== To do ==
Your answer should be every line of the records that contains the word "Pemesanan".

[Data excerpts]
--------------------------------

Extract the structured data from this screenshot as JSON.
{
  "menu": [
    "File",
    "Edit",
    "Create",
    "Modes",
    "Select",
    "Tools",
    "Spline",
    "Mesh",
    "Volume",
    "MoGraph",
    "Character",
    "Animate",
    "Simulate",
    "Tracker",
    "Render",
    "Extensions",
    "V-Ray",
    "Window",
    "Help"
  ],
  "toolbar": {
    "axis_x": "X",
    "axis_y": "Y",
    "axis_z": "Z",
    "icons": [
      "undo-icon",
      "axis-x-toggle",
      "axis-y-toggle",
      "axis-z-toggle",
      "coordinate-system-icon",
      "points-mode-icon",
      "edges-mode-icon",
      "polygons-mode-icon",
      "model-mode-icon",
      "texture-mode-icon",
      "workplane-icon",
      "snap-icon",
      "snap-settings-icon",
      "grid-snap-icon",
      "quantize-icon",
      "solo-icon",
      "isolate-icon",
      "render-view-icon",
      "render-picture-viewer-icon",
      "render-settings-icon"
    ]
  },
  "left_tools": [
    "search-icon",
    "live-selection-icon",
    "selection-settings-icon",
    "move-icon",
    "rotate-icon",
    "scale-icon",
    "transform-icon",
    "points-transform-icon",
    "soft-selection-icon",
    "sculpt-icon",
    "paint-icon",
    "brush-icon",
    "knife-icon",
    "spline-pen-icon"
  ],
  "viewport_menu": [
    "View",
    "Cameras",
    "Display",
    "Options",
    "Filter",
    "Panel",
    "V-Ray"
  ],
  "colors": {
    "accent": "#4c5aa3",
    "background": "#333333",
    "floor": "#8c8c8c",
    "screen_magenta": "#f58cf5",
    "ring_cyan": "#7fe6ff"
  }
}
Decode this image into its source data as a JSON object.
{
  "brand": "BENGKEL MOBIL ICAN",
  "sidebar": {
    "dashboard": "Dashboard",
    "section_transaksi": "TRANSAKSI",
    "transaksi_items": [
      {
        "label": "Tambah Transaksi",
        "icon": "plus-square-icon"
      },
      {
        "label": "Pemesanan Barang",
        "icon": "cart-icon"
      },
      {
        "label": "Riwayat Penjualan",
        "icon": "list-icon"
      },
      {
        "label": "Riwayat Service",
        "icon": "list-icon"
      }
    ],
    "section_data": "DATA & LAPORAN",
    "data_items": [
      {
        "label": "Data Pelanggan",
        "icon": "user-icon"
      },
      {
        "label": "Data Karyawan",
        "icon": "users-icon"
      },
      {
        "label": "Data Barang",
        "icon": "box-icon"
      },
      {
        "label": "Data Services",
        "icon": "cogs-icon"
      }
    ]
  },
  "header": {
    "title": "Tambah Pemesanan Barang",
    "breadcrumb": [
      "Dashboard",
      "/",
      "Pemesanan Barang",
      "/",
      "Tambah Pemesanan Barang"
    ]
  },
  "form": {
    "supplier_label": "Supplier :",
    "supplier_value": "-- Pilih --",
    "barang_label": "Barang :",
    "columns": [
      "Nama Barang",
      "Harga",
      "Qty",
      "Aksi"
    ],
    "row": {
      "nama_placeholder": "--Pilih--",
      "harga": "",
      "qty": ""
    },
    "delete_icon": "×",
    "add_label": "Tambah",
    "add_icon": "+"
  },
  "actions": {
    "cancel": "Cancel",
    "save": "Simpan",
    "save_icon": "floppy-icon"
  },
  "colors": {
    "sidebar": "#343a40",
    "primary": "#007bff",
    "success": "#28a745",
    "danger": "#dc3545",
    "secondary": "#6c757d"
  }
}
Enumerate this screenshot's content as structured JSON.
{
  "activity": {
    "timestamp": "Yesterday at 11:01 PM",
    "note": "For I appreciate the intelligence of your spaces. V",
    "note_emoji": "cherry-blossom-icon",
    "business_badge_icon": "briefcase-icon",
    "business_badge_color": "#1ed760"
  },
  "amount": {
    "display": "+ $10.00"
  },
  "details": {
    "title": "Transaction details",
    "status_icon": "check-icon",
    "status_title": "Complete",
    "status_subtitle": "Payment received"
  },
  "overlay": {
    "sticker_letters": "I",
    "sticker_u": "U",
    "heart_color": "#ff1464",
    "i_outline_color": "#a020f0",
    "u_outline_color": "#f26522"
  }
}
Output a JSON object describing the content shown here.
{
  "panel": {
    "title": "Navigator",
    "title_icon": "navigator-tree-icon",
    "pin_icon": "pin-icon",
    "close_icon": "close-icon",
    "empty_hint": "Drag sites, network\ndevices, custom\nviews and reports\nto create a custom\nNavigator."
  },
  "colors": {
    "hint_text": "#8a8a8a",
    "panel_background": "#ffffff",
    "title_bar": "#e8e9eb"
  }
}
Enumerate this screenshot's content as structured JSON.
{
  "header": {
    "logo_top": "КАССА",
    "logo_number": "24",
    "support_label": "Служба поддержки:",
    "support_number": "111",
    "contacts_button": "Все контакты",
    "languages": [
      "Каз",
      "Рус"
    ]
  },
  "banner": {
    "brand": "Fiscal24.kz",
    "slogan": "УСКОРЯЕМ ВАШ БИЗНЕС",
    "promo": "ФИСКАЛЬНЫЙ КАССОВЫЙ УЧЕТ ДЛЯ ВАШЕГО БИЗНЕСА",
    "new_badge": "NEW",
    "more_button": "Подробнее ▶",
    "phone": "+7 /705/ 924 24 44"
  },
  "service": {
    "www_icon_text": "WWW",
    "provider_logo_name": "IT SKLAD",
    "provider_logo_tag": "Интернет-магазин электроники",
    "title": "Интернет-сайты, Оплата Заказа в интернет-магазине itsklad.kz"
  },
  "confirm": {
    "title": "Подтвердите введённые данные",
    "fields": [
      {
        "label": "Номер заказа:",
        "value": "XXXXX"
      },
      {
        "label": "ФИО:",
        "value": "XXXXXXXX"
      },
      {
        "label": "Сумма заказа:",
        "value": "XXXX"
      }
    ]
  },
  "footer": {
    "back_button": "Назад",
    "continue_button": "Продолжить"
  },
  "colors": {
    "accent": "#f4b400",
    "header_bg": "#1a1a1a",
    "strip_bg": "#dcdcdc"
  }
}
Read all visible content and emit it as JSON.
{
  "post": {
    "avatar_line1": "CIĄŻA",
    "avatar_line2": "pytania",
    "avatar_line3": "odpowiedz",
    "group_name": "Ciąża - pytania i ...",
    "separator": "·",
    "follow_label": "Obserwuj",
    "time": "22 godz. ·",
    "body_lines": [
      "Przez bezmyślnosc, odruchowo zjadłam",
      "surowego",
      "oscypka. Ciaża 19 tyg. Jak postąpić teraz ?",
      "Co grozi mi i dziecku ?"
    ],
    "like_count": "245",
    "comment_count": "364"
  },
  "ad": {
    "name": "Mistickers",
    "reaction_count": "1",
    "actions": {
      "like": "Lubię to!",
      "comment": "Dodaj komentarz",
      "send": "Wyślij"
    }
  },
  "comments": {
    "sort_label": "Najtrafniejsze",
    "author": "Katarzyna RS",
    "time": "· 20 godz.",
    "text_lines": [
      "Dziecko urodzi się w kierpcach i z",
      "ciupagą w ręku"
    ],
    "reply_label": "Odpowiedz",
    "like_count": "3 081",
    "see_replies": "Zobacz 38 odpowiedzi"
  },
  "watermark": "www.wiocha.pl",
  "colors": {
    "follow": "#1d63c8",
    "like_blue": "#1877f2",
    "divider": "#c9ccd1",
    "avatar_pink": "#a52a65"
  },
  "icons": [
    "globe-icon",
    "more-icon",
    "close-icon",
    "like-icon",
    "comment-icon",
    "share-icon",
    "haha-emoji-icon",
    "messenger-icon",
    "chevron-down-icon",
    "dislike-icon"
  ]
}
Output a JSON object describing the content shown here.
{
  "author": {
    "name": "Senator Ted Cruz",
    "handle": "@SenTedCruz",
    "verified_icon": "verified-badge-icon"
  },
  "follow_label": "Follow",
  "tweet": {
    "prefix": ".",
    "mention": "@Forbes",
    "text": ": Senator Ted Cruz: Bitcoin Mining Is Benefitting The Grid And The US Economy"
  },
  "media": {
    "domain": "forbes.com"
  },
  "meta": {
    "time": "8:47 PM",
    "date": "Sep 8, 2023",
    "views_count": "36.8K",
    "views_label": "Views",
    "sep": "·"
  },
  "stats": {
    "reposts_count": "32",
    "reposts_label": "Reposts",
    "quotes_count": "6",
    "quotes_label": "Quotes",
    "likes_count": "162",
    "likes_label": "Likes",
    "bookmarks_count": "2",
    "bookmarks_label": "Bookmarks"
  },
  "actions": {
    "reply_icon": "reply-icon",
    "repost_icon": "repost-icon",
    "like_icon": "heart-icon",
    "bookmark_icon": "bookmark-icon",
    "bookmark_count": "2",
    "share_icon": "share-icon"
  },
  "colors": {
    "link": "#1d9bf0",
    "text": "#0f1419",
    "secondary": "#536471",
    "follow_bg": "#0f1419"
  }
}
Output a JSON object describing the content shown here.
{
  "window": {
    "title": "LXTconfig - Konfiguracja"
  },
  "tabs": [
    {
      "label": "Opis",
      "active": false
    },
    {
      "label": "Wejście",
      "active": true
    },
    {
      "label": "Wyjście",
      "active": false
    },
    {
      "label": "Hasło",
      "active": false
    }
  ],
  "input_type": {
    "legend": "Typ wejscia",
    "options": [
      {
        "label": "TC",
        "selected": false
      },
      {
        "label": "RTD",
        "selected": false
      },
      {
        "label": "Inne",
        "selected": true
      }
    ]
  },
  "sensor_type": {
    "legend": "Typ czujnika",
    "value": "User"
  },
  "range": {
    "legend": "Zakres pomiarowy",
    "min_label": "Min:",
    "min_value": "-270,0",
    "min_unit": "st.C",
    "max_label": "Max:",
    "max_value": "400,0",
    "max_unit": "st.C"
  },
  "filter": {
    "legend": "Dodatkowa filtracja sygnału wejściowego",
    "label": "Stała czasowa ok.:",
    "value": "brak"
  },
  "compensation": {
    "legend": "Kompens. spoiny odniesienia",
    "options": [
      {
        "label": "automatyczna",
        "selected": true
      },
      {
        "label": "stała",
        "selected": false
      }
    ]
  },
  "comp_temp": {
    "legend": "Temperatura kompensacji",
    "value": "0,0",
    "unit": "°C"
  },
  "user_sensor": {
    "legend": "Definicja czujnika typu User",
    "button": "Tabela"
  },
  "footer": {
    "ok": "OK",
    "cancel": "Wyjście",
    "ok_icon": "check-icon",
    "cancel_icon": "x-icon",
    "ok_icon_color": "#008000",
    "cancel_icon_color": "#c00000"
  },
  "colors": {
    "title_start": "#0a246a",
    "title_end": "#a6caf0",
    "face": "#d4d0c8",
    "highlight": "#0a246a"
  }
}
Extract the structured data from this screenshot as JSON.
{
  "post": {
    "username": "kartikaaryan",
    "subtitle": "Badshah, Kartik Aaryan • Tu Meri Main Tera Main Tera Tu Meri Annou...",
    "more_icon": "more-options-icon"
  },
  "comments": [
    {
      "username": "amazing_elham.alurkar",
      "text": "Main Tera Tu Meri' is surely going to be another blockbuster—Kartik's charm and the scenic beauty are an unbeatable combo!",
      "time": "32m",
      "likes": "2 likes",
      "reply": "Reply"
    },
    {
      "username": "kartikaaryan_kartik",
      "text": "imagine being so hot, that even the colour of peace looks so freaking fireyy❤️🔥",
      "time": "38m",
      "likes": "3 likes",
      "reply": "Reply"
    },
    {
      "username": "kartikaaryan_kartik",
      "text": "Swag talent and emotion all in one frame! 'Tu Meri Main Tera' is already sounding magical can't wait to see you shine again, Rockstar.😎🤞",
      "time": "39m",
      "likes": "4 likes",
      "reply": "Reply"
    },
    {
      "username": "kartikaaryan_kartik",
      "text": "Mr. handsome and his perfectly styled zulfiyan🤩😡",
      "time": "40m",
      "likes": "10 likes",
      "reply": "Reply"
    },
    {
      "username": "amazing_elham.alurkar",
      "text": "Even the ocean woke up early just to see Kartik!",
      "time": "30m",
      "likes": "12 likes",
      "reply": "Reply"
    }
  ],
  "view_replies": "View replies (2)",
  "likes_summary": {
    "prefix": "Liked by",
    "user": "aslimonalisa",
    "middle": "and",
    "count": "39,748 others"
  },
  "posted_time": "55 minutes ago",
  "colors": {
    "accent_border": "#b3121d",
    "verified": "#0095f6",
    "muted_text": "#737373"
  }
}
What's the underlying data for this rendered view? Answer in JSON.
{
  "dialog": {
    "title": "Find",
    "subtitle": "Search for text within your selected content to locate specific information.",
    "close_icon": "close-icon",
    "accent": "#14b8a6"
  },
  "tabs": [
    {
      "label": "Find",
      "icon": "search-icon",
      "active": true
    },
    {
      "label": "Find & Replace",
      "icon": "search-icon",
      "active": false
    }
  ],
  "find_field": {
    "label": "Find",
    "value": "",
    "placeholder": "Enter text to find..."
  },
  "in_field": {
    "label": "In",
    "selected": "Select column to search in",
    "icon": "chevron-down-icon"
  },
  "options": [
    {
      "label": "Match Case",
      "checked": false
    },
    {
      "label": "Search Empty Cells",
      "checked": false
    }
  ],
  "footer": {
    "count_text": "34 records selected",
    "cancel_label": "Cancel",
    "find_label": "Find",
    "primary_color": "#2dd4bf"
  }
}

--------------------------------

== Exercise solution ==
        "label": "Pemesanan Barang",
    "title": "Tambah Pemesanan Barang",
      "Pemesanan Barang",
      "Tambah Pemesanan Barang"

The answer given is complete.